> WHAT IS EXPECTED
In the material below, find all lines with the string "text" and copy them.

> EXERCISE INPUTS
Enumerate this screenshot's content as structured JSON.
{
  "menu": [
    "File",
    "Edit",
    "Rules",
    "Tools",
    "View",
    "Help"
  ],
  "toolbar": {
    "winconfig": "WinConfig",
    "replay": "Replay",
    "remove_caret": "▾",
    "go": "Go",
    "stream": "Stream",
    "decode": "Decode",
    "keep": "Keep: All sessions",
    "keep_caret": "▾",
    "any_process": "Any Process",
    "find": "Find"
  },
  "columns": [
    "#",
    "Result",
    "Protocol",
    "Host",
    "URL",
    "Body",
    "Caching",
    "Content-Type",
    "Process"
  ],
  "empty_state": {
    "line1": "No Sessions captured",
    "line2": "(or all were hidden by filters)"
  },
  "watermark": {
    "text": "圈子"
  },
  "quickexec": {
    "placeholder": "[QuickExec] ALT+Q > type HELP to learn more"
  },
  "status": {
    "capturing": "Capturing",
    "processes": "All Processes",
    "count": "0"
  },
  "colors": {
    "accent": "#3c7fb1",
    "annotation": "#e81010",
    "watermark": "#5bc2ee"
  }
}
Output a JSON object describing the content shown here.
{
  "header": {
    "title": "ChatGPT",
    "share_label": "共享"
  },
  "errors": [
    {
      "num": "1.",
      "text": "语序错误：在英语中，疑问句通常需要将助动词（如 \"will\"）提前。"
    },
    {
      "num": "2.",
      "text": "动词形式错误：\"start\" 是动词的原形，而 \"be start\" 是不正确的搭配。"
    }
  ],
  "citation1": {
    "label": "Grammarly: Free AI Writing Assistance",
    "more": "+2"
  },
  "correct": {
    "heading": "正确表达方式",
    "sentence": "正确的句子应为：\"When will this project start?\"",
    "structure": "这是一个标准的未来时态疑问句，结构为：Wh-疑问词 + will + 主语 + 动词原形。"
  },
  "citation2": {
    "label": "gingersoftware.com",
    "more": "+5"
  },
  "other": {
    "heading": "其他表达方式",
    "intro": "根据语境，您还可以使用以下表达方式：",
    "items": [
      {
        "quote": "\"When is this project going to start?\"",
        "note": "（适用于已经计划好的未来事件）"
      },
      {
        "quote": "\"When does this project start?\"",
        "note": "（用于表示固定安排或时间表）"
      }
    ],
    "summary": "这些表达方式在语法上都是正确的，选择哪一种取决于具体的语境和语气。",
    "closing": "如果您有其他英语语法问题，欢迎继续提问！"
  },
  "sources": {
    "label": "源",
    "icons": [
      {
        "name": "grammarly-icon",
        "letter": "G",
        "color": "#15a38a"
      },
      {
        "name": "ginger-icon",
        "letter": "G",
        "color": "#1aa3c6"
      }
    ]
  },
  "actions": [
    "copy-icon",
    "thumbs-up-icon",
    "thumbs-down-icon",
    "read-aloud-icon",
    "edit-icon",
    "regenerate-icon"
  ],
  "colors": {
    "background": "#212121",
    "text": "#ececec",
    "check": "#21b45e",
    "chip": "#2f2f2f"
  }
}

> YOUR SOLUTION
    "text": "圈子"
      "text": "语序错误：在英语中，疑问句通常需要将助动词（如 \"will\"）提前。"
      "text": "动词形式错误：\"start\" 是动词的原形，而 \"be start\" 是不正确的搭配。"
    "text": "#ececec",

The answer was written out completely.